Just as Lucchino will defend Sox ownership from the charge of smear, he will defend Henry when Henry says he did not want $142 million free agent Carl Crawford. He will defend the selling of Fenway bricks and “Sweet Caroline.’’ He will defend John Lackey and other Sox pitchers when it’s reported that they were drinking beer in the dugout during games. He will defend the old days of Theo and the new days of Ben. Now that he works in Boston, Lucchino will defend big baseball’s big markets, just as he vigilantly advocated for small markets when he ran the San Diego Padres.
“He’s always somebody’s lawyer,’’ says Selig’s aide-de-camp, Dr. Charles Steinberg, another Lucchino protege.
“That’s true,’’ admits Lucchino. “I’m proud of the advocacy that I take for my partners for the franchise and for the fan base.’’
An equity partner in the Sox ownership group, the 66-year-old Lucchino is at the end of a 10-year contract and plans to sign on for another shift.
Henry did not respond to requests to be interviewed for this story, but told 98.5 The Sports Hub that he’s ready to sign Lucchino to another contract.
Werner says, “If I was in a canoe, I’d want Larry rowing with me.’’
“I’ve told John and Tom I love being here,’’ says Lucchino. “I’m happy to go forward for more years and I look forward to sinking my roots more deeply in Boston.’’

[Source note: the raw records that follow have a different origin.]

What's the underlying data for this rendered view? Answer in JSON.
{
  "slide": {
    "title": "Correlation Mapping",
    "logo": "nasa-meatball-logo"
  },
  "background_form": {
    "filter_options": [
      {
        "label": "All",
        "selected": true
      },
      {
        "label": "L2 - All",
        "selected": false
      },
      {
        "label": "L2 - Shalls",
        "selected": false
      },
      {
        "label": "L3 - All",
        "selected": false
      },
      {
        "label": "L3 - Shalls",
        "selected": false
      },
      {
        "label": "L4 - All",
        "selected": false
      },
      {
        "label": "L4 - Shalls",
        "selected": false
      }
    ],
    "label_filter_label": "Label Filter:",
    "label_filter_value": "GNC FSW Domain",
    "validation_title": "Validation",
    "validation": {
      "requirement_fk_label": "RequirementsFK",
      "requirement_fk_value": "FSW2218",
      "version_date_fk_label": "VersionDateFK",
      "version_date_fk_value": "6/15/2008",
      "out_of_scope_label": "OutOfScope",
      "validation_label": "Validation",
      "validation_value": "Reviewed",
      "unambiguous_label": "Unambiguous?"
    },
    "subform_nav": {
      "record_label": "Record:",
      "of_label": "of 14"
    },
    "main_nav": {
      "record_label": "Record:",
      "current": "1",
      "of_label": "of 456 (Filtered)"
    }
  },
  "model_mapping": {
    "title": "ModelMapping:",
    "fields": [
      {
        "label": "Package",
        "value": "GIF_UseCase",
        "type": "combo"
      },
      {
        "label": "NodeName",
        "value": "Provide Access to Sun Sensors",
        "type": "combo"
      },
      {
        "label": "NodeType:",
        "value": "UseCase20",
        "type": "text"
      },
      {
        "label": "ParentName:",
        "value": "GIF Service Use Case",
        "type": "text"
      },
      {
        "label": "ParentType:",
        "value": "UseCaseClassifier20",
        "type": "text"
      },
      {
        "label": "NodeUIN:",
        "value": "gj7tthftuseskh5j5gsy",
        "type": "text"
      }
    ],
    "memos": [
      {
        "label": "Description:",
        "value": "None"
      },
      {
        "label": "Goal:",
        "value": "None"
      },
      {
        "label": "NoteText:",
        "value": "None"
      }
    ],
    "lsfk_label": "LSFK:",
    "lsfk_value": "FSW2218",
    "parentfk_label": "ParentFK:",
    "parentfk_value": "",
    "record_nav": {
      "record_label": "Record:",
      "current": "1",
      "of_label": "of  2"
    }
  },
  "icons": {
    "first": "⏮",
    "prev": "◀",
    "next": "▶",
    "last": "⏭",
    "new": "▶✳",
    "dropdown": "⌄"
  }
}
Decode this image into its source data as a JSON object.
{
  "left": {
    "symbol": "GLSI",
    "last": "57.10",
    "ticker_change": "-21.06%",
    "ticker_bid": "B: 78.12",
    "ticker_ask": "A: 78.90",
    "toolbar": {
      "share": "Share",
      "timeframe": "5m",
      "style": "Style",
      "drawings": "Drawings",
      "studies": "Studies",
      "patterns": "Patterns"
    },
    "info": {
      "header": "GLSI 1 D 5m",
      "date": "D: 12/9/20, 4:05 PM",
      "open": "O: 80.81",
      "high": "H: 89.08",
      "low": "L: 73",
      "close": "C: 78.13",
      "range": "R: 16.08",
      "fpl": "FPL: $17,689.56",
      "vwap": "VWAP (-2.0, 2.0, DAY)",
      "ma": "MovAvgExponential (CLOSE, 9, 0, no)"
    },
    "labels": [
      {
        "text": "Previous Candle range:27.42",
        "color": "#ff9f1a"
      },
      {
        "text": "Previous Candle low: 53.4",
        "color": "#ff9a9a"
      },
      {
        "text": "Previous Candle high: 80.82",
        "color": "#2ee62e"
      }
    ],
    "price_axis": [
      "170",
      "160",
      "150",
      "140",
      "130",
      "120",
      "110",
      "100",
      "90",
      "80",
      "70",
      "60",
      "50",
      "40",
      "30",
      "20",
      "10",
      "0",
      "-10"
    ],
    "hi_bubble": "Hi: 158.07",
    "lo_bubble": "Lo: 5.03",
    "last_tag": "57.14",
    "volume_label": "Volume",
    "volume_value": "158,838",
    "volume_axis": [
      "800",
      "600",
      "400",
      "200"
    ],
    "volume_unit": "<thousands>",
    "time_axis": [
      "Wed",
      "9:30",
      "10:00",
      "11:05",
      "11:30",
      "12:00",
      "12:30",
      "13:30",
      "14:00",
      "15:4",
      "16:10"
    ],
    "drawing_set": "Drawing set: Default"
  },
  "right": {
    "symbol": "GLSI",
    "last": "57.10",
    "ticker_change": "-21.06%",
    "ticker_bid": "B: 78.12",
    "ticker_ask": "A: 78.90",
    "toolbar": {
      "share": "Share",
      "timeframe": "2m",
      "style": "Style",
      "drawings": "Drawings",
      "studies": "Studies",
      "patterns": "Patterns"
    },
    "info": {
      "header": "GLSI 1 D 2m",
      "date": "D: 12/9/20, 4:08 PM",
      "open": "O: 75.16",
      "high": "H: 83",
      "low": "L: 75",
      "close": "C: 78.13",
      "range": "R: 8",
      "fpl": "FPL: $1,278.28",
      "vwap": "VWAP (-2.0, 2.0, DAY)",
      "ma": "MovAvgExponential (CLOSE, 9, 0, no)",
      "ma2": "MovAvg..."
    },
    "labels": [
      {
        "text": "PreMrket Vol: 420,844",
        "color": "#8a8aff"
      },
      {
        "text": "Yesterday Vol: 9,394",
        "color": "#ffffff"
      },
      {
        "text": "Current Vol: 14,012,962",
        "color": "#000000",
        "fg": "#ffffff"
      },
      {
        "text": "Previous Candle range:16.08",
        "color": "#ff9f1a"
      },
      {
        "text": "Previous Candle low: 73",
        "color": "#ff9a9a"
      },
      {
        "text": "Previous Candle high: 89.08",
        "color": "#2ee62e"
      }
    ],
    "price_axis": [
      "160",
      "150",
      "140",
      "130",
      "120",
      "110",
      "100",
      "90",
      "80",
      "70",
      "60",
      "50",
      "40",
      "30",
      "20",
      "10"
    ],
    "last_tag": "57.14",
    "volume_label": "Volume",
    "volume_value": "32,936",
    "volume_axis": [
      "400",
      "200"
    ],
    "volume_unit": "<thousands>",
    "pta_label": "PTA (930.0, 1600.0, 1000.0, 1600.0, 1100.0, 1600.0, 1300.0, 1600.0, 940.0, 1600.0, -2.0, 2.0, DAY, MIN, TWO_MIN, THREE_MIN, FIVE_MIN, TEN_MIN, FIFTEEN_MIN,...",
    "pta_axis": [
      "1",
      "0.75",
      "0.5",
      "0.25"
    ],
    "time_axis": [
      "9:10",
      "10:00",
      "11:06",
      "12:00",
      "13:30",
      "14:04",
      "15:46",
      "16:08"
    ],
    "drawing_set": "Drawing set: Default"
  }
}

The roots grow deeper each year. Lucchino still owns a home in La Jolla, Calif., but has lived in Brookline for 10 years. His wife, Stacey, is involved in numerous Greater Boston charities, and they have a son at Boston College and a daughter at Duke.
Restoring the Red Sox brand, on and off the field, represents Lucchino’s next task.
“This probably is the most adversity that we’ve encountered since we’ve been here,’’ he admits. “But it just creates a greater opportunity and a greater challenge.
“The team will be worthy of the support. I think we will get it right. There’s nothing that’s wrong with the Red Sox that can’t be cured by what’s right with the Red Sox. I think we have a set of challenges to come back from - this September collapse and the fallout thereafter. But with my best MacArthur-like resolve, I am convinced that we will return.’’
Dan Shaughnessy can be reached at email@example.com.